Who Should I Ask to Join?
The best place to start is with people we already know. Maybe we already have a couple of friends who would be interested? Are we friendly with a co-worker who has voiced an interest in growing closer to God? Do we have some acquaintances at church who we’d like to get to know better? Maybe we even have a neighbour or two who could be a good fit?
Alternatively, already built groups are a great place to start if you aren’t sure where to begin. Even in the midst of the pandemic, many parishes are still offering Bible studies, scripture reflection groups, and so on. We can check our parish and diocesan websites to see if there are any small groups available at the moment.
You can find workshops and groups for Vancouver here but you can also check your own parish website.
What Should The Small Group Look Like?
The great thing about a small group is that there is no one right way to run it. We can run one around the table during dinner, outside in a circle of beach chairs, or at a local coffee shop. A lot of this depends on where you live, what’s available, and your comfort level.
Your group can focus on whatever area you want. You can build a structure or keep it loose. You can have people share about an area of prayer, service, and intellect (spiritual reading/learning). You can encourage reading and reflecting on Scripture. You can talk about your faith in the context of a current event. You could invite someone new every meeting to facilitate a spiritual topic for discussion (the sacraments, discerning a vocation, etc.). Or you can cover a range of topics
Here are some question suggestions for the group:
How have you seen God working in your life this week/month?
What’s going well? Where can we do better? How is God asking us to grow during this season?
What is your prayer life like? What do you do to stay close to God?
What verse from Scripture spoke to you this week?
With just a bit of intentionality, we create a space to talk openly and honestly about what’s really going on in our lives. And, remember, it should be fun too! We can also spend part of the time just catching up on life or asking others to pray for us.
Is It Worth Doing a Small Group Online?
As we’ve all probably experienced, online group meetings can sometimes be, well, a bit awkward. But that doesn’t mean they have to stay awkward.
I had the opportunity to be part of one a couple of months ago, and though it wasn't the same as being able to interact face-to-face, it was still really nourishing. We were still able to do those things that make small groups so important: pray for each other, open up about our struggles and joys, and, of course, just laugh and hang out.
Even if we’re new to a group, or meeting people for the first time online, we can still experience the benefits. Just like any relationship, it will take time for our small group to deepen in intimacy.
At first, we may only be comfortable talking about our spiritual life in general. But, eventually, we can hopefully establish a mutual trust that allows us to share more substantial and personal aspects of our lives and faith. Plus, being online does not mean a friendship is disingenuous or fleeting. By forming a community now online, especially if it’s a local one, once things do open up we’ll already have a connection with others that will only deepen even more in person!

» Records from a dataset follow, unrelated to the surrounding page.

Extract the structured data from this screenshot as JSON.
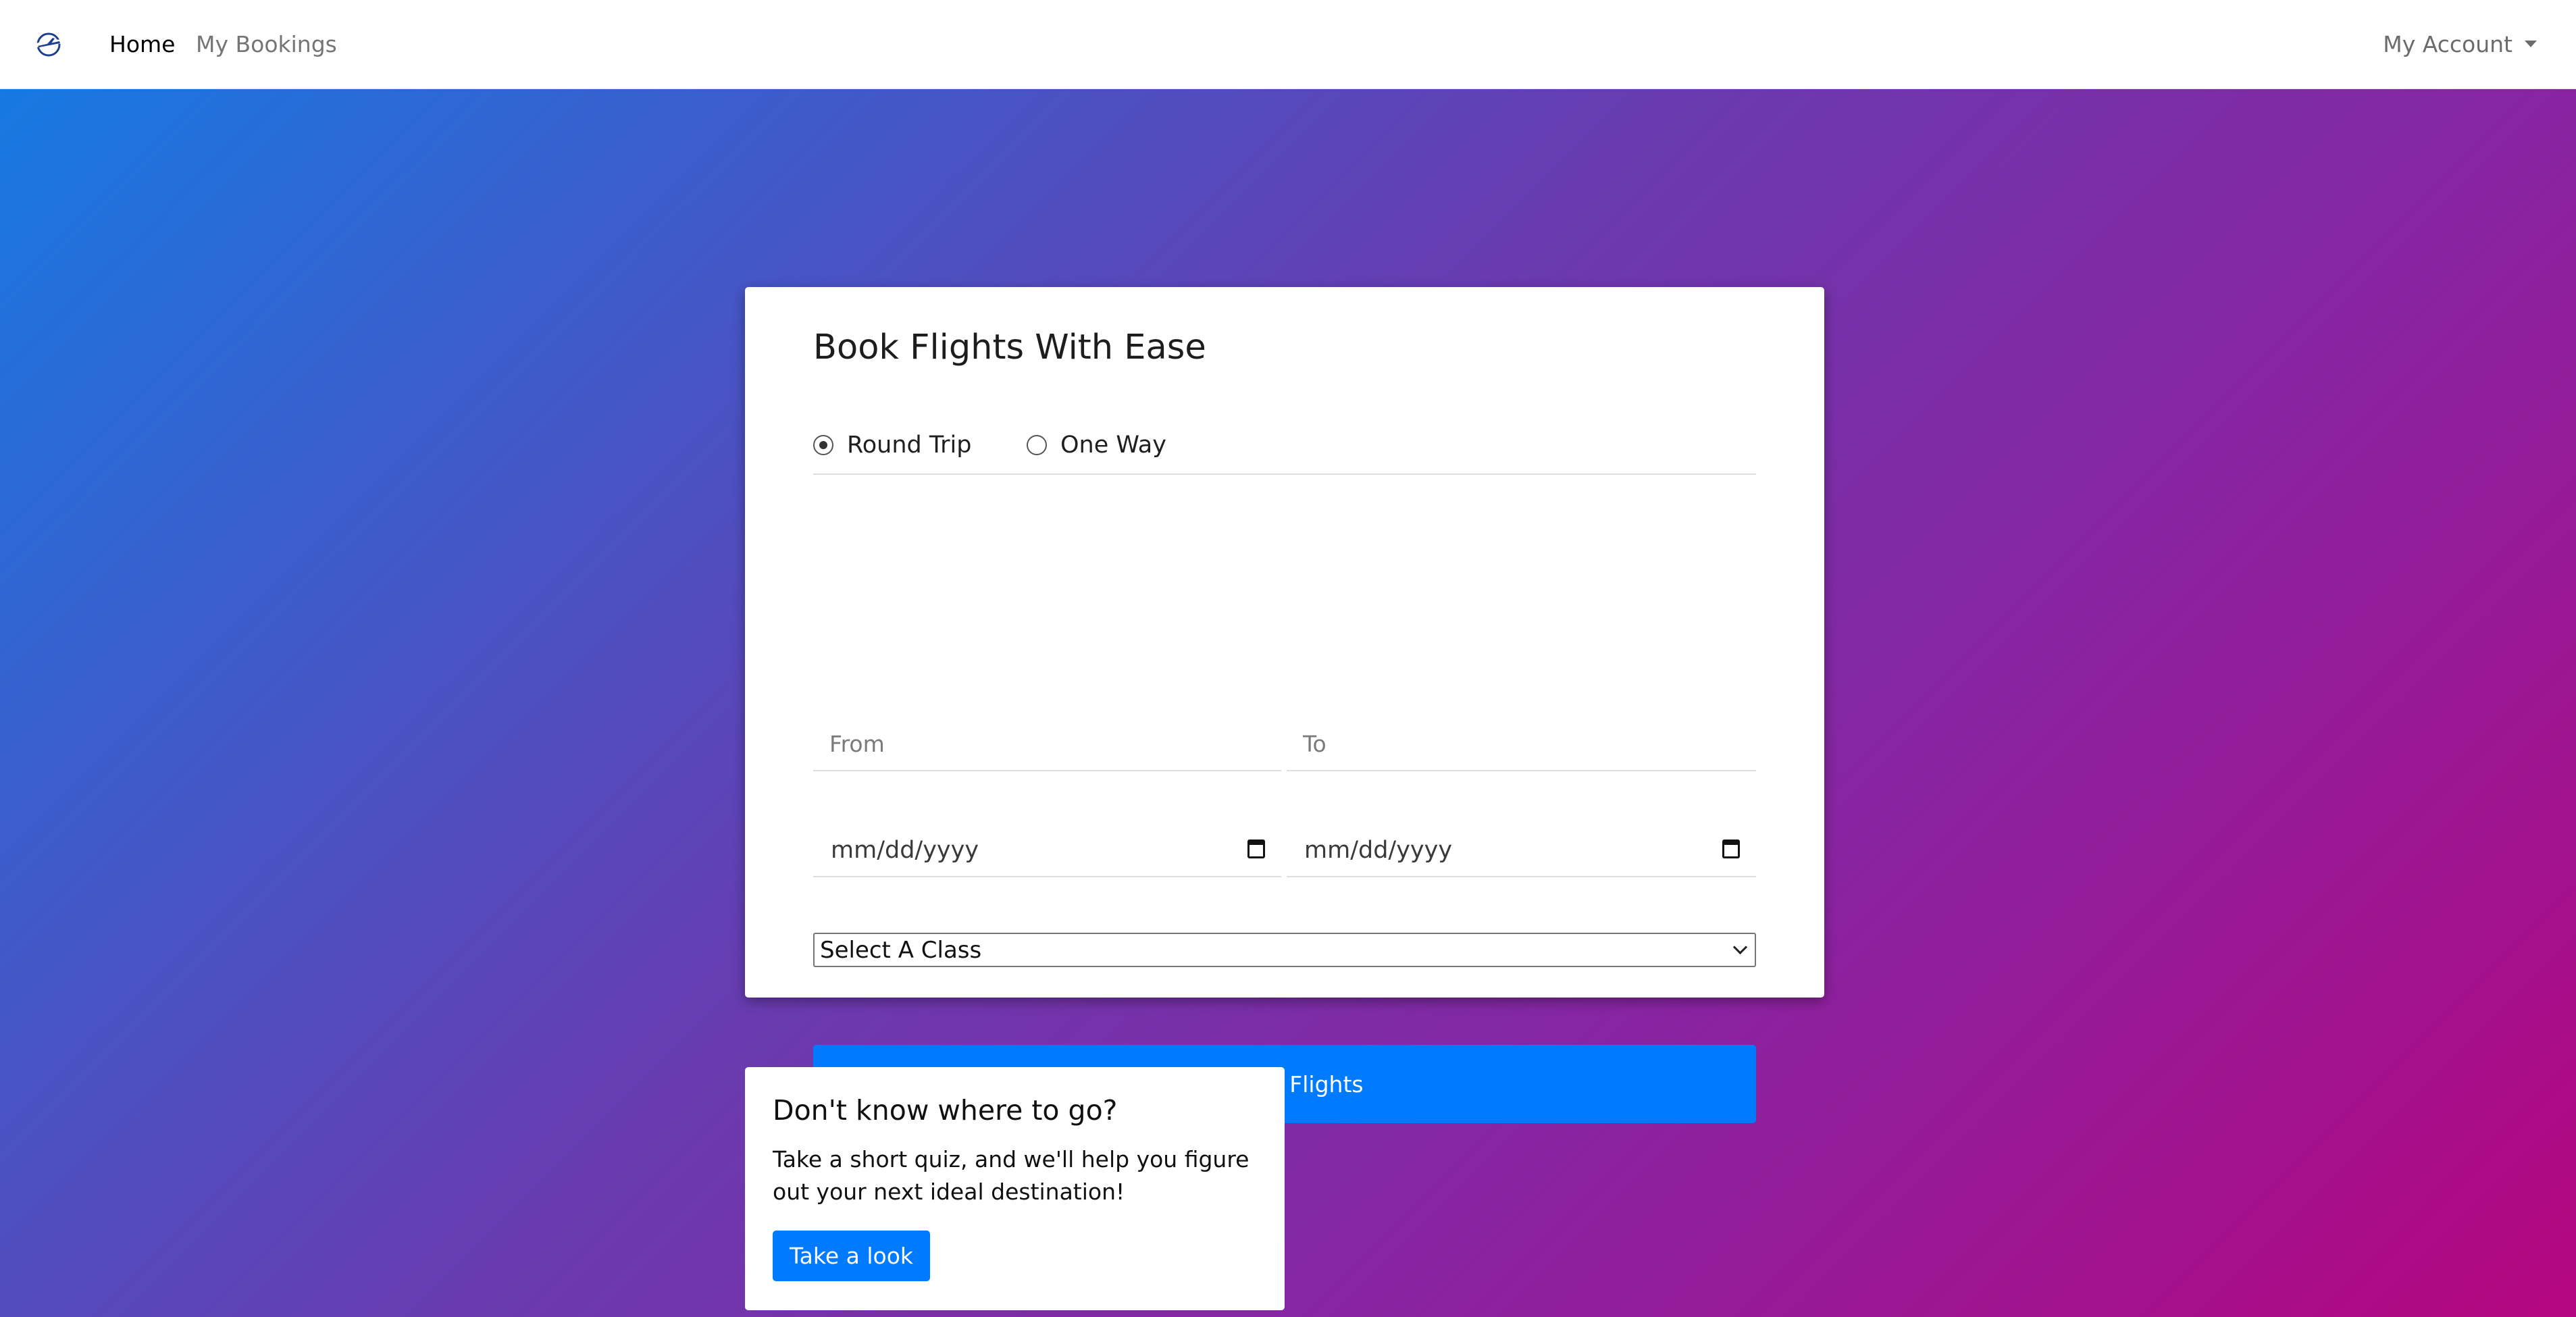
{
  "nav": {
    "logo_icon": "airplane-globe-icon",
    "items": [
      {
        "label": "Home"
      },
      {
        "label": "My Bookings"
      }
    ],
    "account_label": "My Account"
  },
  "booking_form": {
    "title": "Book Flights With Ease",
    "trip_type": {
      "options": [
        "Round Trip",
        "One Way"
      ],
      "selected": "Round Trip"
    },
    "from": {
      "placeholder": "From",
      "value": ""
    },
    "to": {
      "placeholder": "To",
      "value": ""
    },
    "depart_date": {
      "display": "mm/dd/yyyy"
    },
    "return_date": {
      "display": "mm/dd/yyyy"
    },
    "class_select": {
      "selected": "Select A Class"
    },
    "search_button": "Search Flights"
  },
  "quiz": {
    "title": "Don't know where to go?",
    "text": "Take a short quiz, and we'll help you figure out your next ideal destination!",
    "button": "Take a look"
  },
  "colors": {
    "accent": "#007bff",
    "gradient_start": "#1779e2",
    "gradient_end": "#b4067f"
  }
}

The best part out of it all? Connecting with people on a genuine level.
It’s not about making sure there are no lulls in the conversation or how theological we can get. It’s simply about connecting and doing life with people. It can even enrich our lives in a way we may have not experienced before. Having this kind of community is how God calls us into living out our faith because He knows what’s on the other side—a fuller and more purposeful version of our life.
Are you thinking about starting a group? Let us know! Send us a message or tag us online @beholdvancouver.